PROMPT: Reproduce each line of the material that follows, word for word.

MATERIAL FOR THIS TASK:
○ ○ ○

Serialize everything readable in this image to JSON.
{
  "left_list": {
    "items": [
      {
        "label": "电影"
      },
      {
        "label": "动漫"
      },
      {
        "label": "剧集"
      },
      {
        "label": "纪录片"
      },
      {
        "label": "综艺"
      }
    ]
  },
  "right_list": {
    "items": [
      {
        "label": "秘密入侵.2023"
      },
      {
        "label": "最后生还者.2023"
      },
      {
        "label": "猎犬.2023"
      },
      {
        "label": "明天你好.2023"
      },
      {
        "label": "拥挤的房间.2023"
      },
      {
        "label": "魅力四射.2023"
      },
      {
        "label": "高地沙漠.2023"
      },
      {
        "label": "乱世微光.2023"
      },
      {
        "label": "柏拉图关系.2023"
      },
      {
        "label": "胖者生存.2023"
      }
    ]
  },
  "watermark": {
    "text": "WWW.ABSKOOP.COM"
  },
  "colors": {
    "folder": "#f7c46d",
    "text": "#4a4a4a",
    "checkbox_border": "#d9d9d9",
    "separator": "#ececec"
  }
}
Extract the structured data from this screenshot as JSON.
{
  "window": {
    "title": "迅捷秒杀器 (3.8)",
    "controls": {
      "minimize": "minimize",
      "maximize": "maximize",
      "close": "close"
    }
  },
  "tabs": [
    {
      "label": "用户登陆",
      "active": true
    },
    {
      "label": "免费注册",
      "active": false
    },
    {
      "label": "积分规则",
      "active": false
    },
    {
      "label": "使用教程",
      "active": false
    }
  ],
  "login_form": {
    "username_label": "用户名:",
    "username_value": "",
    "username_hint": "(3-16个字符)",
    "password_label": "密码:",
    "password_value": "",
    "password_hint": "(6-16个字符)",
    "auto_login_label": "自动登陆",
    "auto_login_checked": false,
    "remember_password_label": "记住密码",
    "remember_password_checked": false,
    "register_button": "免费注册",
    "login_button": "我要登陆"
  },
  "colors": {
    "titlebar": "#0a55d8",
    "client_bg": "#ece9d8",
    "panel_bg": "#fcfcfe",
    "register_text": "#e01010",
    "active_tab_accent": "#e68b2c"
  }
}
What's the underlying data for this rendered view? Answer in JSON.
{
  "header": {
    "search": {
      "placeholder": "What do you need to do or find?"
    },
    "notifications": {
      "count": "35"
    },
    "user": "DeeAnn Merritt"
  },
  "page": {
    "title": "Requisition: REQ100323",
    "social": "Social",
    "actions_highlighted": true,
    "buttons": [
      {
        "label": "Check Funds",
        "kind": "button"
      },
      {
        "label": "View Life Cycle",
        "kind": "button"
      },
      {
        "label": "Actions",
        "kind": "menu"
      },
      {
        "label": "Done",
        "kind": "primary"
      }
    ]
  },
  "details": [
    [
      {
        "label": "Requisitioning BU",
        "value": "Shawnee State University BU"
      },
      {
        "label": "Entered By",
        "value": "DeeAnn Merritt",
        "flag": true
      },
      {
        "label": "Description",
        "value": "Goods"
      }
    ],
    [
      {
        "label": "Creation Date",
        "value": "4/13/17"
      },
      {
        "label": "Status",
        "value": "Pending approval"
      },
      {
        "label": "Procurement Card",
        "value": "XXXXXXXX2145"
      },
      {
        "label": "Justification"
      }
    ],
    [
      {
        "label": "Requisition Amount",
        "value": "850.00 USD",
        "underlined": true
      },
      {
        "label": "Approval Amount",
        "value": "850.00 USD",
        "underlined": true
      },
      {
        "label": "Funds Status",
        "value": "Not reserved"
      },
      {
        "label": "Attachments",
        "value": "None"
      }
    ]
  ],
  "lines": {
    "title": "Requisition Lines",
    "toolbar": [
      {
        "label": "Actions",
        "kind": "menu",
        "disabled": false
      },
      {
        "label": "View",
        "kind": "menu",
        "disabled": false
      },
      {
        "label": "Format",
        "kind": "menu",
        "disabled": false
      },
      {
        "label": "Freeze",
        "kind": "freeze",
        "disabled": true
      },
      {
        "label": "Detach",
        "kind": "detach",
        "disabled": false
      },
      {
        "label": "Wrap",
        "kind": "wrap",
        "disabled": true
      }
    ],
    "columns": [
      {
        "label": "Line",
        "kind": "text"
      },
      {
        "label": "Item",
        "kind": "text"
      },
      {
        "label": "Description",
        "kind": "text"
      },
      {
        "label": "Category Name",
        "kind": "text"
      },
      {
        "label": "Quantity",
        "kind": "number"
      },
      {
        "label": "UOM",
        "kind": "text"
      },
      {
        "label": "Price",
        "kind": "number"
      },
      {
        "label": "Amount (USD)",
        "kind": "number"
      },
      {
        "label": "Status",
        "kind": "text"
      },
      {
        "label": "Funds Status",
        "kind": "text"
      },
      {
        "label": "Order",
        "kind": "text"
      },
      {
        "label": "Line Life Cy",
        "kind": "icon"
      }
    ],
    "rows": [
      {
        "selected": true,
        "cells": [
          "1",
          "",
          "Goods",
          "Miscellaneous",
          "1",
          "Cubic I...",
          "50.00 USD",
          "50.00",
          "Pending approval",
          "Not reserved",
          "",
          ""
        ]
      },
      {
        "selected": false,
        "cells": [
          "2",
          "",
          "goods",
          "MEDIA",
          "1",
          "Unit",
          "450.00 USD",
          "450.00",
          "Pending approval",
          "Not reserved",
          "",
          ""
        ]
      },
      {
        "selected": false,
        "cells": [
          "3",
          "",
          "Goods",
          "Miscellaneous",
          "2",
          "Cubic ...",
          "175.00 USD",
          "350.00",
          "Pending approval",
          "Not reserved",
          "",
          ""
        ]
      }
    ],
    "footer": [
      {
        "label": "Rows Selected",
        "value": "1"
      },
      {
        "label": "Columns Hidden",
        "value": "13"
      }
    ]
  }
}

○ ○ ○

RESULT:
Serialize everything readable in this image to JSON.
{
  "left_list": {
    "items": [
      {
        "label": "电影"
      },
      {
        "label": "动漫"
      },
      {
        "label": "剧集"
      },
      {
        "label": "纪录片"
      },
      {
        "label": "综艺"
      }
    ]
  },
  "right_list": {
    "items": [
      {
        "label": "秘密入侵.2023"
      },
      {
        "label": "最后生还者.2023"
      },
      {
        "label": "猎犬.2023"
      },
      {
        "label": "明天你好.2023"
      },
      {
        "label": "拥挤的房间.2023"
      },
      {
        "label": "魅力四射.2023"
      },
      {
        "label": "高地沙漠.2023"
      },
      {
        "label": "乱世微光.2023"
      },
      {
        "label": "柏拉图关系.2023"
      },
      {
        "label": "胖者生存.2023"
      }
    ]
  },
  "watermark": {
    "text": "WWW.ABSKOOP.COM"
  },
  "colors": {
    "folder": "#f7c46d",
    "text": "#4a4a4a",
    "checkbox_border": "#d9d9d9",
    "separator": "#ececec"
  }
}
Extract the structured data from this screenshot as JSON.
{
  "window": {
    "title": "迅捷秒杀器 (3.8)",
    "controls": {
      "minimize": "minimize",
      "maximize": "maximize",
      "close": "close"
    }
  },
  "tabs": [
    {
      "label": "用户登陆",
      "active": true
    },
    {
      "label": "免费注册",
      "active": false
    },
    {
      "label": "积分规则",
      "active": false
    },
    {
      "label": "使用教程",
      "active": false
    }
  ],
  "login_form": {
    "username_label": "用户名:",
    "username_value": "",
    "username_hint": "(3-16个字符)",
    "password_label": "密码:",
    "password_value": "",
    "password_hint": "(6-16个字符)",
    "auto_login_label": "自动登陆",
    "auto_login_checked": false,
    "remember_password_label": "记住密码",
    "remember_password_checked": false,
    "register_button": "免费注册",
    "login_button": "我要登陆"
  },
  "colors": {
    "titlebar": "#0a55d8",
    "client_bg": "#ece9d8",
    "panel_bg": "#fcfcfe",
    "register_text": "#e01010",
    "active_tab_accent": "#e68b2c"
  }
}
What's the underlying data for this rendered view? Answer in JSON.
{
  "header": {
    "search": {
      "placeholder": "What do you need to do or find?"
    },
    "notifications": {
      "count": "35"
    },
    "user": "DeeAnn Merritt"
  },
  "page": {
    "title": "Requisition: REQ100323",
    "social": "Social",
    "actions_highlighted": true,
    "buttons": [
      {
        "label": "Check Funds",
        "kind": "button"
      },
      {
        "label": "View Life Cycle",
        "kind": "button"
      },
      {
        "label": "Actions",
        "kind": "menu"
      },
      {
        "label": "Done",
        "kind": "primary"
      }
    ]
  },
  "details": [
    [
      {
        "label": "Requisitioning BU",
        "value": "Shawnee State University BU"
      },
      {
        "label": "Entered By",
        "value": "DeeAnn Merritt",
        "flag": true
      },
      {
        "label": "Description",
        "value": "Goods"
      }
    ],
    [
      {
        "label": "Creation Date",
        "value": "4/13/17"
      },
      {
        "label": "Status",
        "value": "Pending approval"
      },
      {
        "label": "Procurement Card",
        "value": "XXXXXXXX2145"
      },
      {
        "label": "Justification"
      }
    ],
    [
      {
        "label": "Requisition Amount",
        "value": "850.00 USD",
        "underlined": true
      },
      {
        "label": "Approval Amount",
        "value": "850.00 USD",
        "underlined": true
      },
      {
        "label": "Funds Status",
        "value": "Not reserved"
      },
      {
        "label": "Attachments",
        "value": "None"
      }
    ]
  ],
  "lines": {
    "title": "Requisition Lines",
    "toolbar": [
      {
        "label": "Actions",
        "kind": "menu",
        "disabled": false
      },
      {
        "label": "View",
        "kind": "menu",
        "disabled": false
      },
      {
        "label": "Format",
        "kind": "menu",
        "disabled": false
      },
      {
        "label": "Freeze",
        "kind": "freeze",
        "disabled": true
      },
      {
        "label": "Detach",
        "kind": "detach",
        "disabled": false
      },
      {
        "label": "Wrap",
        "kind": "wrap",
        "disabled": true
      }
    ],
    "columns": [
      {
        "label": "Line",
        "kind": "text"
      },
      {
        "label": "Item",
        "kind": "text"
      },
      {
        "label": "Description",
        "kind": "text"
      },
      {
        "label": "Category Name",
        "kind": "text"
      },
      {
        "label": "Quantity",
        "kind": "number"
      },
      {
        "label": "UOM",
        "kind": "text"
      },
      {
        "label": "Price",
        "kind": "number"
      },
      {
        "label": "Amount (USD)",
        "kind": "number"
      },
      {
        "label": "Status",
        "kind": "text"
      },
      {
        "label": "Funds Status",
        "kind": "text"
      },
      {
        "label": "Order",
        "kind": "text"
      },
      {
        "label": "Line Life Cy",
        "kind": "icon"
      }
    ],
    "rows": [
      {
        "selected": true,
        "cells": [
          "1",
          "",
          "Goods",
          "Miscellaneous",
          "1",
          "Cubic I...",
          "50.00 USD",
          "50.00",
          "Pending approval",
          "Not reserved",
          "",
          ""
        ]
      },
      {
        "selected": false,
        "cells": [
          "2",
          "",
          "goods",
          "MEDIA",
          "1",
          "Unit",
          "450.00 USD",
          "450.00",
          "Pending approval",
          "Not reserved",
          "",
          ""
        ]
      },
      {
        "selected": false,
        "cells": [
          "3",
          "",
          "Goods",
          "Miscellaneous",
          "2",
          "Cubic ...",
          "175.00 USD",
          "350.00",
          "Pending approval",
          "Not reserved",
          "",
          ""
        ]
      }
    ],
    "footer": [
      {
        "label": "Rows Selected",
        "value": "1"
      },
      {
        "label": "Columns Hidden",
        "value": "13"
      }
    ]
  }
}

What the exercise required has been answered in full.